[[ Task input, beginning ]]

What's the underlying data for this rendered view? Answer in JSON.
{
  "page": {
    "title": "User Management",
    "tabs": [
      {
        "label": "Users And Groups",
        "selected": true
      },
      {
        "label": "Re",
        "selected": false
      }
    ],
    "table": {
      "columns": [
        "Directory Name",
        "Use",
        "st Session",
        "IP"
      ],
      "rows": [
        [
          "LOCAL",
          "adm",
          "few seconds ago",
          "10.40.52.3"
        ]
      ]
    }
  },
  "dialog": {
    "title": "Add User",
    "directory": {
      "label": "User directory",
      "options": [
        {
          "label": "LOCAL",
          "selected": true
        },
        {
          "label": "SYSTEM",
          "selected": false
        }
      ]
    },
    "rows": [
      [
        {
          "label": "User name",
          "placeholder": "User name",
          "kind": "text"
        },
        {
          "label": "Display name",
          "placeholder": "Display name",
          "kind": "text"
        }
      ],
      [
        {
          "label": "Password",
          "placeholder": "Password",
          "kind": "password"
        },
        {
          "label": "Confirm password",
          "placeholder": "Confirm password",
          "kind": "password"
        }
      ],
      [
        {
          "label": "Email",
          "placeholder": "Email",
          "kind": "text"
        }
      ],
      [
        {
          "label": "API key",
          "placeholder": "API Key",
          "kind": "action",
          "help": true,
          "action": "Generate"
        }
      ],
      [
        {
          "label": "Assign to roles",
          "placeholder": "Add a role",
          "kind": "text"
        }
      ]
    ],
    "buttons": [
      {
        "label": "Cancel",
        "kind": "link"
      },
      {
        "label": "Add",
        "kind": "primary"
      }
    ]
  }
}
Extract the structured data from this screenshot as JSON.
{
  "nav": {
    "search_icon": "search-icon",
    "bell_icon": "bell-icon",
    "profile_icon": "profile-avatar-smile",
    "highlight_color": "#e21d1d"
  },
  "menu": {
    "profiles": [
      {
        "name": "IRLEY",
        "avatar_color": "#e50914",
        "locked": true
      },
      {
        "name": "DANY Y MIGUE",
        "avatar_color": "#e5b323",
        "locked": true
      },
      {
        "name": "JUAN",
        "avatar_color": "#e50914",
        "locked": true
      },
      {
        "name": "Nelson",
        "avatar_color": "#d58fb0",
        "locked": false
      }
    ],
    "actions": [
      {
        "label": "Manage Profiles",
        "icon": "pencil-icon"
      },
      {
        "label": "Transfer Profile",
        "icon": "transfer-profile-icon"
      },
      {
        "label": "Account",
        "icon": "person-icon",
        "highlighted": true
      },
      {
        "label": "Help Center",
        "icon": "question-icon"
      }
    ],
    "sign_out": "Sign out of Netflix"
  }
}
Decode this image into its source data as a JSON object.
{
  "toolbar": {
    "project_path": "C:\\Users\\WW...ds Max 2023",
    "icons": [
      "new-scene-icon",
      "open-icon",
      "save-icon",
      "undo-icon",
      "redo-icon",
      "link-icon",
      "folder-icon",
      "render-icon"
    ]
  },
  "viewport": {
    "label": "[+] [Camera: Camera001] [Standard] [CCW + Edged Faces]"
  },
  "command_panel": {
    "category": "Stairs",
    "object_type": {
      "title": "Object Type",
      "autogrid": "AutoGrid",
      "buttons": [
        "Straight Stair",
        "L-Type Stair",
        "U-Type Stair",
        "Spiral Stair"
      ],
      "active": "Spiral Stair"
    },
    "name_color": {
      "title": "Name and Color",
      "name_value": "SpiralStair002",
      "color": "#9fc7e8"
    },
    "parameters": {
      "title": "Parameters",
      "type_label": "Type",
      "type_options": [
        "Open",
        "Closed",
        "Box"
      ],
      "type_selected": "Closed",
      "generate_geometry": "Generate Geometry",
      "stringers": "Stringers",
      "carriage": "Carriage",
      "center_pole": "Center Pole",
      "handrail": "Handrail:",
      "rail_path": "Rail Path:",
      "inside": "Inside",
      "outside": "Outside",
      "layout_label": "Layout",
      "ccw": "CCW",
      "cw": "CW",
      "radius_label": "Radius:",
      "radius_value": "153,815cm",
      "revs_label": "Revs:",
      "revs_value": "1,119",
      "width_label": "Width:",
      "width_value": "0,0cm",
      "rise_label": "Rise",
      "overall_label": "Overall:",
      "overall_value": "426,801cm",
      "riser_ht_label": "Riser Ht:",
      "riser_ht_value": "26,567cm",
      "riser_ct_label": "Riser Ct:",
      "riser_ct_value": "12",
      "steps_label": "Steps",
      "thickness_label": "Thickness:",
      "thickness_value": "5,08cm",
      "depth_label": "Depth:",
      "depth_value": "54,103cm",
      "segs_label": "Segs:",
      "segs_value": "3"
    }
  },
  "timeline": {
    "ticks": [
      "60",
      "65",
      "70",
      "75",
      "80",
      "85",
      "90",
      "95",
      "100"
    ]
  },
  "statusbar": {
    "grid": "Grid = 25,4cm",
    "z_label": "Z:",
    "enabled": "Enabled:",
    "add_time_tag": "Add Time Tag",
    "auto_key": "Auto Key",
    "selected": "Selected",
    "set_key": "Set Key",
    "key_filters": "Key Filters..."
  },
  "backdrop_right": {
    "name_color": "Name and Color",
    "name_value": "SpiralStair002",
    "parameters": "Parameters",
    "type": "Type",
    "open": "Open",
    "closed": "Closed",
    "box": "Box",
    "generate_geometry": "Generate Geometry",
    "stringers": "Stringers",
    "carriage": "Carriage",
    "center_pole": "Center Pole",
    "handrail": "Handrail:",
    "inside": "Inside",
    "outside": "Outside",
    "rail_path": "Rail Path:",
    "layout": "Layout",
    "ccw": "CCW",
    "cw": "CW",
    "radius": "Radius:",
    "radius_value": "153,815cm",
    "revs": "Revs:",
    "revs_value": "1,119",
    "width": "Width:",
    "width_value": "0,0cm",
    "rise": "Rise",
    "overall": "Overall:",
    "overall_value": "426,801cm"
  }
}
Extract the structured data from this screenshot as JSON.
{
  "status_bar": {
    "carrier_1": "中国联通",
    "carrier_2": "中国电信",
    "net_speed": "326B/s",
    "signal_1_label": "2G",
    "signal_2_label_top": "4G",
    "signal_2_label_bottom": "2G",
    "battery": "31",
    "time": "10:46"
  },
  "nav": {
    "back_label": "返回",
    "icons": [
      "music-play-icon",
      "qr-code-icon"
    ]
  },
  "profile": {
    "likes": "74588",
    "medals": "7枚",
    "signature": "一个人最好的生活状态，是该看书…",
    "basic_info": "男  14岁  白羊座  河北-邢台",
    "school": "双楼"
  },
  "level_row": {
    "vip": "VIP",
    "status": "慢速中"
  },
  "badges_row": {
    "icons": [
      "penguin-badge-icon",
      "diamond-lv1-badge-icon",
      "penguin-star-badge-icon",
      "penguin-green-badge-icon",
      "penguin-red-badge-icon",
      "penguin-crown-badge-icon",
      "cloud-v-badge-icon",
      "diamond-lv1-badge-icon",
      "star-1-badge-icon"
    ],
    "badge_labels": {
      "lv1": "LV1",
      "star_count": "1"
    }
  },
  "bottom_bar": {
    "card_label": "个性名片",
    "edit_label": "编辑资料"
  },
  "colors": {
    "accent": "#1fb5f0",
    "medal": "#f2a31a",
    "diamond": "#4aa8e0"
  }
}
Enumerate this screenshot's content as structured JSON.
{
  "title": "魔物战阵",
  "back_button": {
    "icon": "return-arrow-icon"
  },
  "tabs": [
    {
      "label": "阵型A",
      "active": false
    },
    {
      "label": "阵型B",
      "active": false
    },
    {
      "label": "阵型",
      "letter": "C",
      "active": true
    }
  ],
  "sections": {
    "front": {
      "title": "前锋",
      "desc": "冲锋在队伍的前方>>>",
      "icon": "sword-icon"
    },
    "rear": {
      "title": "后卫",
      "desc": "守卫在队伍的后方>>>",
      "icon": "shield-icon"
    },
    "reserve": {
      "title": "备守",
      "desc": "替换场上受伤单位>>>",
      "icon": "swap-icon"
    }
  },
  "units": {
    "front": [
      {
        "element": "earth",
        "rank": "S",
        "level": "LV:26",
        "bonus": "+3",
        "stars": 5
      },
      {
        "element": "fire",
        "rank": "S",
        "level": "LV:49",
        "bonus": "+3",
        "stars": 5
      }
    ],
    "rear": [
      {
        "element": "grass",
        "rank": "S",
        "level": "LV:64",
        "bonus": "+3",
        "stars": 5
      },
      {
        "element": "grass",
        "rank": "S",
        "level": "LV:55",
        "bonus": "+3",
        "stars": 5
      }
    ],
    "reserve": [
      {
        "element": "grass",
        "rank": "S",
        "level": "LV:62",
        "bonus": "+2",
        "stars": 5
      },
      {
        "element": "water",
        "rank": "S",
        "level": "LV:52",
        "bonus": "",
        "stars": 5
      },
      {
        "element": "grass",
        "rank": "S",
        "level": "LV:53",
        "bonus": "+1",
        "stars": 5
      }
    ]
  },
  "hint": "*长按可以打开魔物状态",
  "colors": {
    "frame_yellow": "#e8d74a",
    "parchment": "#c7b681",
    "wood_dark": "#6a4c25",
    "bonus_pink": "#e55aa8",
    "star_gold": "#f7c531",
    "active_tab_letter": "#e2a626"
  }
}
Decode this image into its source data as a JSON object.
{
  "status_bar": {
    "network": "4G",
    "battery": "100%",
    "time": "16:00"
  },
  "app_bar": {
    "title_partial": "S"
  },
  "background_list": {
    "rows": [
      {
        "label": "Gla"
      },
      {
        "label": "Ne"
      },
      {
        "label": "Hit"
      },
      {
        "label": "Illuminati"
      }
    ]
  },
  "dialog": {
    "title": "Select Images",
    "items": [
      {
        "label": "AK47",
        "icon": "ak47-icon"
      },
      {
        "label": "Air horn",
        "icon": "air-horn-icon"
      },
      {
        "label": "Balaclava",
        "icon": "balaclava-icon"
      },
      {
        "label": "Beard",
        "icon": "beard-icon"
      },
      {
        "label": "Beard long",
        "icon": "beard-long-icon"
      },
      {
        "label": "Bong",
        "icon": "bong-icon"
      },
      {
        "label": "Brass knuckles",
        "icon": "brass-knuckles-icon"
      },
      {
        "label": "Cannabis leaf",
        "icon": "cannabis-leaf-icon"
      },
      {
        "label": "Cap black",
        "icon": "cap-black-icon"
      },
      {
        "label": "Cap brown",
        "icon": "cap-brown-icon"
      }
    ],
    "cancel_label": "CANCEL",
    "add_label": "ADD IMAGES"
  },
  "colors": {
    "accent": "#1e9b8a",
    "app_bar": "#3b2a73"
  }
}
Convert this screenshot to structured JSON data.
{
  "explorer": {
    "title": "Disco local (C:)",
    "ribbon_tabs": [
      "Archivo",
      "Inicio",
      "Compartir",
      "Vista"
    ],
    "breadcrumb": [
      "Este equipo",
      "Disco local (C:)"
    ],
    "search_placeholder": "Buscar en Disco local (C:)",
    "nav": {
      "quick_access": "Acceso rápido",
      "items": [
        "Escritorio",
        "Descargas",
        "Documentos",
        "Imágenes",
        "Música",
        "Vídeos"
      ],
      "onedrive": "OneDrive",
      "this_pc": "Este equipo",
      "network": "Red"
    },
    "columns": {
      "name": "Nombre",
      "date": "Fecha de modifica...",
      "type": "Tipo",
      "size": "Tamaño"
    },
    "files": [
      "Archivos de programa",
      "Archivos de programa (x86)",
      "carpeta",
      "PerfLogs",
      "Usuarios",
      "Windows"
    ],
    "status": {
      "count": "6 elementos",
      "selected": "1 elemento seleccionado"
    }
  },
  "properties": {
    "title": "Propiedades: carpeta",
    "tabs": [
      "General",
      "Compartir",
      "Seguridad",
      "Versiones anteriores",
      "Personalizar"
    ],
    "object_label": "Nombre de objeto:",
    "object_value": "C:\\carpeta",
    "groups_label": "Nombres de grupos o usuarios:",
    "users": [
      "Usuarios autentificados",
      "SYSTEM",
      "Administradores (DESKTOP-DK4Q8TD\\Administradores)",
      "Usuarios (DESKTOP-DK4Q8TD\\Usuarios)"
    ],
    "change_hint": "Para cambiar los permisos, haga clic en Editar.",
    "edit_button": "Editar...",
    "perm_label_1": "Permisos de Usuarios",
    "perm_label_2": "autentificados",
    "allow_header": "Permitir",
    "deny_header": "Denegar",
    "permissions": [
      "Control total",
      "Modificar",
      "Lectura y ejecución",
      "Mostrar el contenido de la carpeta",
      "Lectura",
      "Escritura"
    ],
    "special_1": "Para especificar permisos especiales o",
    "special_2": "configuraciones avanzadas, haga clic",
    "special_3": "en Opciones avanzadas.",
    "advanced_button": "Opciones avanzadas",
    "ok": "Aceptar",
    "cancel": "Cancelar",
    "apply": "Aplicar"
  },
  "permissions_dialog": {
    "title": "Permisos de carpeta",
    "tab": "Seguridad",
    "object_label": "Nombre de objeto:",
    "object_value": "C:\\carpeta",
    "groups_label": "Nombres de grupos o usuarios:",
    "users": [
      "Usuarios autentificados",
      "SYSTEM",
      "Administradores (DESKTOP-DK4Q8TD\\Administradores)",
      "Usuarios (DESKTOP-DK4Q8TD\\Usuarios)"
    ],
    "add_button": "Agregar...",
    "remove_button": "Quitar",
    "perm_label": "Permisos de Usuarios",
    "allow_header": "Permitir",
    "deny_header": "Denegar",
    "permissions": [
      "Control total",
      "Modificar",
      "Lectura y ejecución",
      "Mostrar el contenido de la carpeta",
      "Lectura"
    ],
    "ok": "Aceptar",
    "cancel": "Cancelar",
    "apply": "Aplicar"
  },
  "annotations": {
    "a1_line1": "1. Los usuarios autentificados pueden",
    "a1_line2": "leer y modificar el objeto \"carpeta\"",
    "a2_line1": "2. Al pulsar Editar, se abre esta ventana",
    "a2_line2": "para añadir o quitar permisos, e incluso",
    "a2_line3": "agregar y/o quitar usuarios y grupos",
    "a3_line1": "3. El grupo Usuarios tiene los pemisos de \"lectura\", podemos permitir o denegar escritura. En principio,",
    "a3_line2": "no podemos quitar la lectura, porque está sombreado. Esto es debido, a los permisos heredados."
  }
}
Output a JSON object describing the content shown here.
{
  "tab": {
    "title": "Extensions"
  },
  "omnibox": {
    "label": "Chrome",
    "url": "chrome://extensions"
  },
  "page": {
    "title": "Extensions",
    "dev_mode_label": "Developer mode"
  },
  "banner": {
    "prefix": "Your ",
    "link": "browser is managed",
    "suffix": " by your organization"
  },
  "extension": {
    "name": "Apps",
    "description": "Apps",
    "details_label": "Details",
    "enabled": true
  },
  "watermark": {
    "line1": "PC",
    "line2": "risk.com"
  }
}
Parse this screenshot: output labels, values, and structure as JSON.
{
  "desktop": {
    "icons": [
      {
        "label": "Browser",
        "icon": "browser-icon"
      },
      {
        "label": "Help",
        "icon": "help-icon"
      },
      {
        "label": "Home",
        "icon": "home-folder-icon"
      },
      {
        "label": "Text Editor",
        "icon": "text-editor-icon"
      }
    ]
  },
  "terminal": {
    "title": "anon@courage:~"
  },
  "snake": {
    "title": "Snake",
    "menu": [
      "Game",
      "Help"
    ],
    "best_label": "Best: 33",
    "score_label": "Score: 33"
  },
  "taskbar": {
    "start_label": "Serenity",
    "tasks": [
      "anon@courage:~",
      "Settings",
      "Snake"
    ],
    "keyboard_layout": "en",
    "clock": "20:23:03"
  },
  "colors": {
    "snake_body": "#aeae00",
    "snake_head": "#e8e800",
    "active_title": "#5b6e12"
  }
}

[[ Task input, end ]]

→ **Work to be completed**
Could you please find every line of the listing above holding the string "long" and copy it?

→ **Exercise response**
        "label": "Beard long",
        "icon": "beard-long-icon"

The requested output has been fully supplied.